[En anglais] Going to see Jake & Dinos Chapman: Come and See at DHC can be an alienating experience. Not because one is surrounded by scenes and images on the lower side of the propriety spectrum (genitalia, crucifixion, colonoscopies), but rather because discourse around the show has been pitched in terms of shock, disgust, or transgression, despite whatever one might actual feel. The Chapman brothers, YBAs whose primary sensibility engages weird sex and weirder violence (they first came to fame for a host of sculptures of malformed children), are presenting their first solo exhibition at DHC, and critics and curators have been eager to revel in the siblings’ challenging abjection in a collectively tautological confirmation of negative content and negative effect. But to give the brothers some conceptual credit, the very appearance of disgust does not disgusting art make.

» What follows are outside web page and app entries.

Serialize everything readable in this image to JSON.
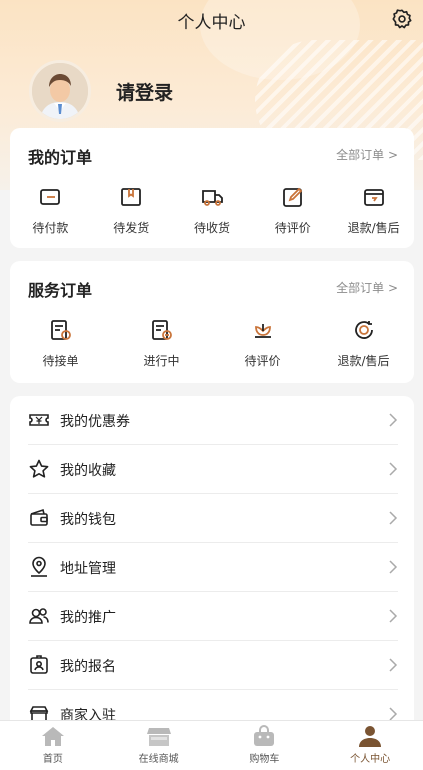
{
  "header": {
    "title": "个人中心",
    "settings_icon": "gear-icon",
    "login_text": "请登录"
  },
  "my_orders": {
    "title": "我的订单",
    "more": "全部订单 >",
    "items": [
      {
        "label": "待付款",
        "icon": "wallet-card-icon"
      },
      {
        "label": "待发货",
        "icon": "package-box-icon"
      },
      {
        "label": "待收货",
        "icon": "delivery-truck-icon"
      },
      {
        "label": "待评价",
        "icon": "edit-review-icon"
      },
      {
        "label": "退款/售后",
        "icon": "refund-box-icon"
      }
    ]
  },
  "service_orders": {
    "title": "服务订单",
    "more": "全部订单 >",
    "items": [
      {
        "label": "待接单",
        "icon": "pending-order-icon"
      },
      {
        "label": "进行中",
        "icon": "in-progress-icon"
      },
      {
        "label": "待评价",
        "icon": "flower-review-icon"
      },
      {
        "label": "退款/售后",
        "icon": "refund-coin-icon"
      }
    ]
  },
  "menu": [
    {
      "label": "我的优惠券",
      "icon": "coupon-icon"
    },
    {
      "label": "我的收藏",
      "icon": "star-icon"
    },
    {
      "label": "我的钱包",
      "icon": "wallet-icon"
    },
    {
      "label": "地址管理",
      "icon": "location-icon"
    },
    {
      "label": "我的推广",
      "icon": "users-icon"
    },
    {
      "label": "我的报名",
      "icon": "id-badge-icon"
    },
    {
      "label": "商家入驻",
      "icon": "store-icon"
    }
  ],
  "tabbar": [
    {
      "label": "首页",
      "icon": "home-icon"
    },
    {
      "label": "在线商城",
      "icon": "shop-icon"
    },
    {
      "label": "购物车",
      "icon": "bag-icon"
    },
    {
      "label": "个人中心",
      "icon": "person-icon",
      "active": true
    }
  ],
  "colors": {
    "accent": "#7a5432",
    "hero_top": "#fbe3c3",
    "background": "#f4f4f4"
  }
}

As is the case with much “abject art,” criticism of Come and See has assumed a degree of affective transparency on the part of the viewer, a flawless loop between putatively scary images and putatively scary feelings. But shocking content, defined so in relation to cultural valuations, is only sometimes shocking experience. For all the Nazis, extraneous anuses, castrated cocks, and crucified fast food mascots that inhabit the exhibition, very little here poses a spectorial threat. Even the Ku Klux Klan mannequins, installed throughout DHC as gallery-goer proxies, inspire more chuckling than gasping. Surrounded by the rest of the Chapmans’ oeuvre, the Klansmen add to an overall ambience of glossy, institutionally mandated bad taste.
In the Chapmans’ negative aesthetics, thematic provocation dissipates in the face of formal Gestalt or sanitized curation; the potency of their images often collapses in their presentational mode or heteroglossic logic, however deliberately. In its weaker manifestations, this leads to the lifeless symbolization in works like the bronzed viscera of Little Death Machine (Castrated, Ossified) (2006) or the pseudo-anthropology of a gallery of sculptural “artefacts” in the form of McDonalds trademarks. In stronger moments, the Chapmans’ detached affectivity works to examine the space between form and content. Take The Sum of All Evil (2012–13), four giant dioramas of fantasyscapes wherein Third Reich ghouls, zombies, Ronald McDonald clones, and dinosaurs engage in cosmic battle, like the fearful Last Judgment scene of a child raised exclusively on video games and 1990s mall culture. The sheer narrative density of the tableaux enhances their playful staging in a Breugel-esque commitment to visual absorption, all housed in paradoxically elegant glass vitrines. At its most sophisticated, the Chapmans’ line of artistic critique doesn’t merely undermine normativity by exposure to its less respectable elements, but dislodges its very apparatus of presentation.